Bank of America
It is not just shorts buying and insiders selling. One other, quite persistent force has reemerged and contrary to the speculation that corporations are currently in an stock repurchase blackout period, the reality is anything but.
At the height of the financial crisis, the unprecedented decline in swap rates below Treasury yields was seen as an anomaly. The phenomenon is now widespread, as Bloomberg notes, what Fabozzi's bible of swap-pricing calls a "perversion" is now the rule all the way from 30Y to 2Y maturities. As one analyst notes, historical interpretations of this have been destroyed and if the flip to negative spreads persists, it would signal that its roots are in a combination of regulators’ efforts to head off another financial crisis, massive corporate issuance (which we are seeing), China selling pressure (and its impact on repo markets) and "broken" wholesale money-markets.

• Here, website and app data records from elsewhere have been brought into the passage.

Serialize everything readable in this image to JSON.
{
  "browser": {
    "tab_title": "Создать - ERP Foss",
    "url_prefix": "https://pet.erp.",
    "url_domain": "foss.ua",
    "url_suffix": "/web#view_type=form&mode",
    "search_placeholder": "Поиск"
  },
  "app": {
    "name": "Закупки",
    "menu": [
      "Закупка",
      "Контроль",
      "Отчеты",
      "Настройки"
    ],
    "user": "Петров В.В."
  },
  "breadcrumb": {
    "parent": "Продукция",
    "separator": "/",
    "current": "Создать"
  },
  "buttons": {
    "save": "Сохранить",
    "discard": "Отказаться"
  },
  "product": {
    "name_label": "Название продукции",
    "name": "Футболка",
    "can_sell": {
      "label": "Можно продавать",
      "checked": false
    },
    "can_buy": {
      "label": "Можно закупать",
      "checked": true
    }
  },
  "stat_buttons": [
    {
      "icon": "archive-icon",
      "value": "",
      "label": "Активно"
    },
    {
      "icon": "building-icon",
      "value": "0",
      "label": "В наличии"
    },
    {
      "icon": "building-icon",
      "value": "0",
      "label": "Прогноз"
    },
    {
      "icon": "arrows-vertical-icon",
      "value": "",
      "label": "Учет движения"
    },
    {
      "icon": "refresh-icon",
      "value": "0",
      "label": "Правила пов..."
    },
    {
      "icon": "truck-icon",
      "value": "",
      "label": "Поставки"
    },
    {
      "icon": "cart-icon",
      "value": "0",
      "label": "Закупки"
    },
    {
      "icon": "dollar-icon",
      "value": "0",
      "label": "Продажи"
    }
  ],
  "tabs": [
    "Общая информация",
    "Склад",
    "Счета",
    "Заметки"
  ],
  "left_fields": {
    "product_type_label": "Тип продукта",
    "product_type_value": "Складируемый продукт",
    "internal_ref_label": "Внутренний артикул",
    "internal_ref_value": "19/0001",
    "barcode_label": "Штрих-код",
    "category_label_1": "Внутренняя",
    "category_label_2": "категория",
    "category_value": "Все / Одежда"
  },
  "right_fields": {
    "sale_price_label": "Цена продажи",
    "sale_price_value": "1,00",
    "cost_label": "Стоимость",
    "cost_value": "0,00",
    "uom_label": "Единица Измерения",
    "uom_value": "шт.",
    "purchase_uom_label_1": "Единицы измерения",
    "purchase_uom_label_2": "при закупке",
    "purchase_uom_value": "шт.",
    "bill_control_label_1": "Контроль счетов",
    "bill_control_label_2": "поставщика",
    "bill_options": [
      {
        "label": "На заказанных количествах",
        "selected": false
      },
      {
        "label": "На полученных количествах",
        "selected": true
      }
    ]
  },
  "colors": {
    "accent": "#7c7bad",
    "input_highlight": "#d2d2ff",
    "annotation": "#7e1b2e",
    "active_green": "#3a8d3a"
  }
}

Call it an example of an abbreviated public lifecycle. After IPOing at $22.50 just last March and then promptly tumbling, Candy Crush maker King Digital was stuck in no man's land: demand for its products was promptly waning and the organic growth its underwriters had promised was nowhere to be found. The fundamentally savvy hedge funds sniffed this out and promptly jumped on board what seemed like a royal flush slam dunk to zero. And then, overnight, out of nowhere Activision decided to crush the Candy Crush shorts, who had built up a short stake amounting to 25% of the float, when it announced it would acquire the company for $5.9 billion or $18/share, a 16% premium to the previous day closing price... and also a 20% discount to the IPO price.
Having watched the credit markets grow more and more weary of the major US financials, it should not be total surprise that ratings agency S&P just put all the majors on watch for a rating downgrade:JPMORGAN, BANK OF AMERICA, WELLS FARGO, CITIGROUP, GOLDMAN SACHS, STATE STREET CORP, MORGAN STANLEY MAY BE CUT BY S&P. Despite all the talking heads proclamations on higher rates and net interest margins and 'strongest balance sheets' ever, S&P obviously sees something more worrisome looming. S&P blames The Fed's new resolution regime for its shift, implying "extraordinary support" no longer factored in. This comes just hours after Moody's put Bank of Nova Scotia on review also (blaming the move on concerns over increased risk appetite).
- China PMI>50.5
- US ISM>52
- US payroll>225K
- US banks rally: XLF>$26 would confirm stronger “domestic demand” expectations.
- US dollar stable: if the Fed can hike without boosting dollar this is positive
Bullish Fund Flows Return With A Vengeance: Largest Equity Inflow In 6 Weeks; Money Put Into Bonds, CommoditiesSubmitted by Tyler Durden on 10/30/2015 07:04 -0500
The bullish fund flows are back. This is how Bank of America summarizes the latest EPFR capital flow sentiment: "Loving Wall Street: $15bn equity inflows + $5bn HY/IG inflows + 6 straight weeks of commodity inflows = investors are "risk-on."
"The rise in household savings rates amid so much central bank support is paradoxical to us, and mimics what we highlighted in the credit market earlier this year. Companies in Europe are deleveraging, not releveraging"
While we still haven't taken out the all time highs said squeeze would lead to - there are about 30 points to go there; but as the following chart below shows, with just two trading days left, October is on pace for the biggest monthly point jump in S&P500 hi
Sorry Fed, here is why your attempt at terminal reflation was doomed from day one.
"It could simply be 1998/99 all over again. After all, a “speculative blow-off” in asset prices is one logical conclusion to a world dominated by central bank liquidity, technological disruption & wealth inequality. What worked back then? What rose from the rubble of 1998? How would one position for one final melt-up on Wall Street..."
In reading various recent regulatory reports, it is clear that almost none of the promises that were made to the public about what was going to happen under Dodd-Frank financial reform is actually happening. Welcome to another day at the casino where the model continues to be — heads they win, tails you lose.
"On the current trajectory, we doubt the market can stay stable beyond a few quarters, especially if some SOE and/or LGFV bonds indeed default."
- Bank of America
The Morning After: Valeant Default Risk Soars After Called Next "Tyco", Sellside "Analysts" HumiliatedSubmitted by Tyler Durden on 10/22/2015 09:08 -0500
As always happens after shocking events like yesterday which "nobody could have possibly predicted", watching the Penguin gallery reel in its humiliation is absolutely worth the price of admission.
This trade has become blood-soaked.